LIMA (Reuters) - Julio Guzman said on Thursday he was rallying international support for his bid to be reinstated as a candidate for Peru’s presidency after the electoral board barred him on a technicality one month before the election.
Guzman, 45, told Reuters in an interview he had started talks with four foreign governments - from Latin America and “other continents” - about the board’s move, which prompted concern from a U.S. lawmaker and the Organization of American States.
“My candidacy has been rejected in part because I’m the new kid on the block,” Guzman said.
The electoral board’s 3-2 decision to bar Guzman from the April 10 election because his party did not follow electoral procedures is expected to bolster center-right front-runner Keiko Fujimori’s chances of winning.
The board also disqualified another candidate for giving cash to poor voters while campaigning.
Guzman, a centrist economist, was running head to head with Fujimori in an expected run-off, according to opinion polls.
Fujimori and former President Alan Garcia, who is seeking a third term, have denied Guzman’s allegations they pressured the electoral board to block him. Fujimori is the daughter of imprisoned former President Alberto Fujimori.
The board has denied acting on behalf of political interests, and no evidence of wrongdoing has emerged.
But the back-and-forth decisions on Guzman’s candidacy, which started after his surprise surge to second place in polls, and the confusion over what he did wrong, has raised questions over the fairness of the election.

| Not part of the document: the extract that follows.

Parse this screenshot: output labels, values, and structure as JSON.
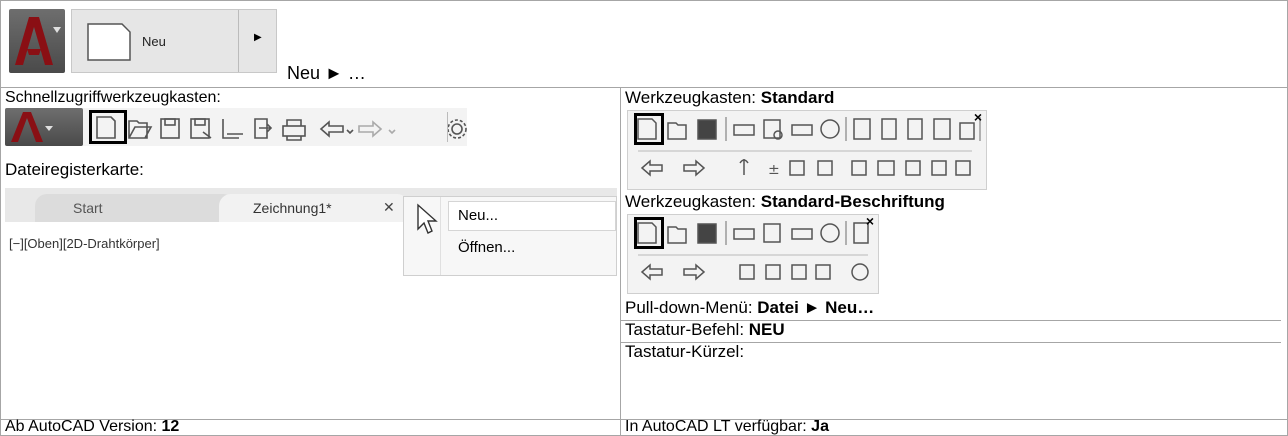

“This decision risks undermining the legitimacy of whomever should eventually prevail,” U.S. House of Representatives Foreign Affairs Committee Chairman Ed Royce said.
Guzman said he was also reaching out to the Inter-American Human Rights Commission, where he might file a lawsuit. The OAS will review the dispute as part of an electoral mission on Monday, he added.
In a statement, the OAS said disqualifications so close to elections created “uncertainty in both the electorate and the candidates.”
Lawyers said Guzman had little chance of convincing the electoral board to reverse its decision in a last appeal, and that requests for courts to intervene could take months.
But Guzman expressed optimism the board might backtrack, pointing to electoral rules he alleged other parties also broke - raising the specter of six candidates being tossed from the race.
“If they let them take part and not us, then the elected authorities, from my point of view, would lack legitimacy,” he said.
Reporting by Mitra Taj and Marco Aquino; Editing by Peter Cooney